--- What to work on ---
Return the full listing, keeping every line exactly as it is.

=== Begin Enclosure ===

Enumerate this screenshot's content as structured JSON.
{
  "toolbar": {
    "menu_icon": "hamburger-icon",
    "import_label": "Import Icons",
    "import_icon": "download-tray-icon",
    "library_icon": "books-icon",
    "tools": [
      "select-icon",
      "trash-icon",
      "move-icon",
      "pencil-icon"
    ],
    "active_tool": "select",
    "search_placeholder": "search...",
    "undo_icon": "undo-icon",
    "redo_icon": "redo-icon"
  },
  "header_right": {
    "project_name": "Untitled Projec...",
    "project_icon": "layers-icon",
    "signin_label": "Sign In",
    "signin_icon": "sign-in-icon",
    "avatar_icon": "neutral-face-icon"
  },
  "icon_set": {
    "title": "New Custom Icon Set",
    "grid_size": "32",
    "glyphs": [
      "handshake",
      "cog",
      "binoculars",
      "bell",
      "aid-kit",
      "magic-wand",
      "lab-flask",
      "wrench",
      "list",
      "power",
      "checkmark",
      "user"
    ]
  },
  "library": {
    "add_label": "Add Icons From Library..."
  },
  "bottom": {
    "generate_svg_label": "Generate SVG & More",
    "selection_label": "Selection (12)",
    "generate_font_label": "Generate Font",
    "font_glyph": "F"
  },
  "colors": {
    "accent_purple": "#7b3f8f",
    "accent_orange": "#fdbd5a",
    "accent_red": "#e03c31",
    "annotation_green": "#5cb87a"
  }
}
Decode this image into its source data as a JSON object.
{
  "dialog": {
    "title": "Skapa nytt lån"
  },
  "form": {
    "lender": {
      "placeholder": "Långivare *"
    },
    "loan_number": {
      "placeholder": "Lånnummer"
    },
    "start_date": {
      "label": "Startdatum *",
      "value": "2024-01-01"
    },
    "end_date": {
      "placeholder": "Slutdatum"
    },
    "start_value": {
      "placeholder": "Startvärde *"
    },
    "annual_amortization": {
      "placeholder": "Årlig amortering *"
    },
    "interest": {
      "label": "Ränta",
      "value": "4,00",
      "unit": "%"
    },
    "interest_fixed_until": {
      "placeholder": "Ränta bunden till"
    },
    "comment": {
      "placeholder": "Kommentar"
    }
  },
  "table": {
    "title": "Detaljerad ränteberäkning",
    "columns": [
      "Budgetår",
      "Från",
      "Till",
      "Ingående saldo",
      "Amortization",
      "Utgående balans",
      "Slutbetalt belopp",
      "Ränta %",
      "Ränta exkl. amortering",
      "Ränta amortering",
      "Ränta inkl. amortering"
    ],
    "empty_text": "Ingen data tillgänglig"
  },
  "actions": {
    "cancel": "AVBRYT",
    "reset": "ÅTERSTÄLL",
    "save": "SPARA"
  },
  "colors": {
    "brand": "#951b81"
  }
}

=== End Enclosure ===

--- Result of this exercise ---
Enumerate this screenshot's content as structured JSON.
{
  "toolbar": {
    "menu_icon": "hamburger-icon",
    "import_label": "Import Icons",
    "import_icon": "download-tray-icon",
    "library_icon": "books-icon",
    "tools": [
      "select-icon",
      "trash-icon",
      "move-icon",
      "pencil-icon"
    ],
    "active_tool": "select",
    "search_placeholder": "search...",
    "undo_icon": "undo-icon",
    "redo_icon": "redo-icon"
  },
  "header_right": {
    "project_name": "Untitled Projec...",
    "project_icon": "layers-icon",
    "signin_label": "Sign In",
    "signin_icon": "sign-in-icon",
    "avatar_icon": "neutral-face-icon"
  },
  "icon_set": {
    "title": "New Custom Icon Set",
    "grid_size": "32",
    "glyphs": [
      "handshake",
      "cog",
      "binoculars",
      "bell",
      "aid-kit",
      "magic-wand",
      "lab-flask",
      "wrench",
      "list",
      "power",
      "checkmark",
      "user"
    ]
  },
  "library": {
    "add_label": "Add Icons From Library..."
  },
  "bottom": {
    "generate_svg_label": "Generate SVG & More",
    "selection_label": "Selection (12)",
    "generate_font_label": "Generate Font",
    "font_glyph": "F"
  },
  "colors": {
    "accent_purple": "#7b3f8f",
    "accent_orange": "#fdbd5a",
    "accent_red": "#e03c31",
    "annotation_green": "#5cb87a"
  }
}
Decode this image into its source data as a JSON object.
{
  "dialog": {
    "title": "Skapa nytt lån"
  },
  "form": {
    "lender": {
      "placeholder": "Långivare *"
    },
    "loan_number": {
      "placeholder": "Lånnummer"
    },
    "start_date": {
      "label": "Startdatum *",
      "value": "2024-01-01"
    },
    "end_date": {
      "placeholder": "Slutdatum"
    },
    "start_value": {
      "placeholder": "Startvärde *"
    },
    "annual_amortization": {
      "placeholder": "Årlig amortering *"
    },
    "interest": {
      "label": "Ränta",
      "value": "4,00",
      "unit": "%"
    },
    "interest_fixed_until": {
      "placeholder": "Ränta bunden till"
    },
    "comment": {
      "placeholder": "Kommentar"
    }
  },
  "table": {
    "title": "Detaljerad ränteberäkning",
    "columns": [
      "Budgetår",
      "Från",
      "Till",
      "Ingående saldo",
      "Amortization",
      "Utgående balans",
      "Slutbetalt belopp",
      "Ränta %",
      "Ränta exkl. amortering",
      "Ränta amortering",
      "Ränta inkl. amortering"
    ],
    "empty_text": "Ingen data tillgänglig"
  },
  "actions": {
    "cancel": "AVBRYT",
    "reset": "ÅTERSTÄLL",
    "save": "SPARA"
  },
  "colors": {
    "brand": "#951b81"
  }
}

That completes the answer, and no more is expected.